→ **Work to be completed**
Retype every entry below without altering anything.

→ **Supplied data**
▬▬▬▬▬▬
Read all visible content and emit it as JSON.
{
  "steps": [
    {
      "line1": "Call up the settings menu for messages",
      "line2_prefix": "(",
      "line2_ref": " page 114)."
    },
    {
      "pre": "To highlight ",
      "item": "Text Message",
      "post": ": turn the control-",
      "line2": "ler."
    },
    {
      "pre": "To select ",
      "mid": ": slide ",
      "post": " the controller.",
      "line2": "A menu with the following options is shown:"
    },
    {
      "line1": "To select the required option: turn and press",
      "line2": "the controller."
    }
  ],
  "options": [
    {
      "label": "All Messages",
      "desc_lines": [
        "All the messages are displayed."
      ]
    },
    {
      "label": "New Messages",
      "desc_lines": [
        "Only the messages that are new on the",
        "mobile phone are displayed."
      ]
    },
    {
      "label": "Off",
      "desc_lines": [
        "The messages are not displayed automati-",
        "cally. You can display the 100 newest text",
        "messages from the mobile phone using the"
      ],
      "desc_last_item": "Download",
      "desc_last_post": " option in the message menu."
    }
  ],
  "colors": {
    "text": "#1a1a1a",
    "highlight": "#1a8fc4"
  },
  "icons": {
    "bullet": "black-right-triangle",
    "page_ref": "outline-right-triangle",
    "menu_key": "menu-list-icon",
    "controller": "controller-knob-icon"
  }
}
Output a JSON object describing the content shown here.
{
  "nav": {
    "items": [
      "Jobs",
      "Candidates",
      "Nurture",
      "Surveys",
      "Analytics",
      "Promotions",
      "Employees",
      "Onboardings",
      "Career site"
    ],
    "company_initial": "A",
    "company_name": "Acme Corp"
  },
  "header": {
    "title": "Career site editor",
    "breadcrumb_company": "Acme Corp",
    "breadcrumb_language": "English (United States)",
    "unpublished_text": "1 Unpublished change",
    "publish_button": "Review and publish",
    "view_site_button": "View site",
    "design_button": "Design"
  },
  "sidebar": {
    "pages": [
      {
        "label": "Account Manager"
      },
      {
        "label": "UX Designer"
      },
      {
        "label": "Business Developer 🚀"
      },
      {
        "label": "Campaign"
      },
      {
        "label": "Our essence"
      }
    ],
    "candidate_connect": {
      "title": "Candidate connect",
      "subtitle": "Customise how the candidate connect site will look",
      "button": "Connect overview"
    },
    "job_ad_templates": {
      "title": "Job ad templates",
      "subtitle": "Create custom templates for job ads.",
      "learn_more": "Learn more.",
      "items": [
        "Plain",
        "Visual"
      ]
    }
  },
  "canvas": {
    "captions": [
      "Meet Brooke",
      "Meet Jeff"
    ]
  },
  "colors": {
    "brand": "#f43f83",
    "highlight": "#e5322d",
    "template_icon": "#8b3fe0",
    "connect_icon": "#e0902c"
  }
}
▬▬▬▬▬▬
→ **Solution**
Read all visible content and emit it as JSON.
{
  "steps": [
    {
      "line1": "Call up the settings menu for messages",
      "line2_prefix": "(",
      "line2_ref": " page 114)."
    },
    {
      "pre": "To highlight ",
      "item": "Text Message",
      "post": ": turn the control-",
      "line2": "ler."
    },
    {
      "pre": "To select ",
      "mid": ": slide ",
      "post": " the controller.",
      "line2": "A menu with the following options is shown:"
    },
    {
      "line1": "To select the required option: turn and press",
      "line2": "the controller."
    }
  ],
  "options": [
    {
      "label": "All Messages",
      "desc_lines": [
        "All the messages are displayed."
      ]
    },
    {
      "label": "New Messages",
      "desc_lines": [
        "Only the messages that are new on the",
        "mobile phone are displayed."
      ]
    },
    {
      "label": "Off",
      "desc_lines": [
        "The messages are not displayed automati-",
        "cally. You can display the 100 newest text",
        "messages from the mobile phone using the"
      ],
      "desc_last_item": "Download",
      "desc_last_post": " option in the message menu."
    }
  ],
  "colors": {
    "text": "#1a1a1a",
    "highlight": "#1a8fc4"
  },
  "icons": {
    "bullet": "black-right-triangle",
    "page_ref": "outline-right-triangle",
    "menu_key": "menu-list-icon",
    "controller": "controller-knob-icon"
  }
}
Output a JSON object describing the content shown here.
{
  "nav": {
    "items": [
      "Jobs",
      "Candidates",
      "Nurture",
      "Surveys",
      "Analytics",
      "Promotions",
      "Employees",
      "Onboardings",
      "Career site"
    ],
    "company_initial": "A",
    "company_name": "Acme Corp"
  },
  "header": {
    "title": "Career site editor",
    "breadcrumb_company": "Acme Corp",
    "breadcrumb_language": "English (United States)",
    "unpublished_text": "1 Unpublished change",
    "publish_button": "Review and publish",
    "view_site_button": "View site",
    "design_button": "Design"
  },
  "sidebar": {
    "pages": [
      {
        "label": "Account Manager"
      },
      {
        "label": "UX Designer"
      },
      {
        "label": "Business Developer 🚀"
      },
      {
        "label": "Campaign"
      },
      {
        "label": "Our essence"
      }
    ],
    "candidate_connect": {
      "title": "Candidate connect",
      "subtitle": "Customise how the candidate connect site will look",
      "button": "Connect overview"
    },
    "job_ad_templates": {
      "title": "Job ad templates",
      "subtitle": "Create custom templates for job ads.",
      "learn_more": "Learn more.",
      "items": [
        "Plain",
        "Visual"
      ]
    }
  },
  "canvas": {
    "captions": [
      "Meet Brooke",
      "Meet Jeff"
    ]
  },
  "colors": {
    "brand": "#f43f83",
    "highlight": "#e5322d",
    "template_icon": "#8b3fe0",
    "connect_icon": "#e0902c"
  }
}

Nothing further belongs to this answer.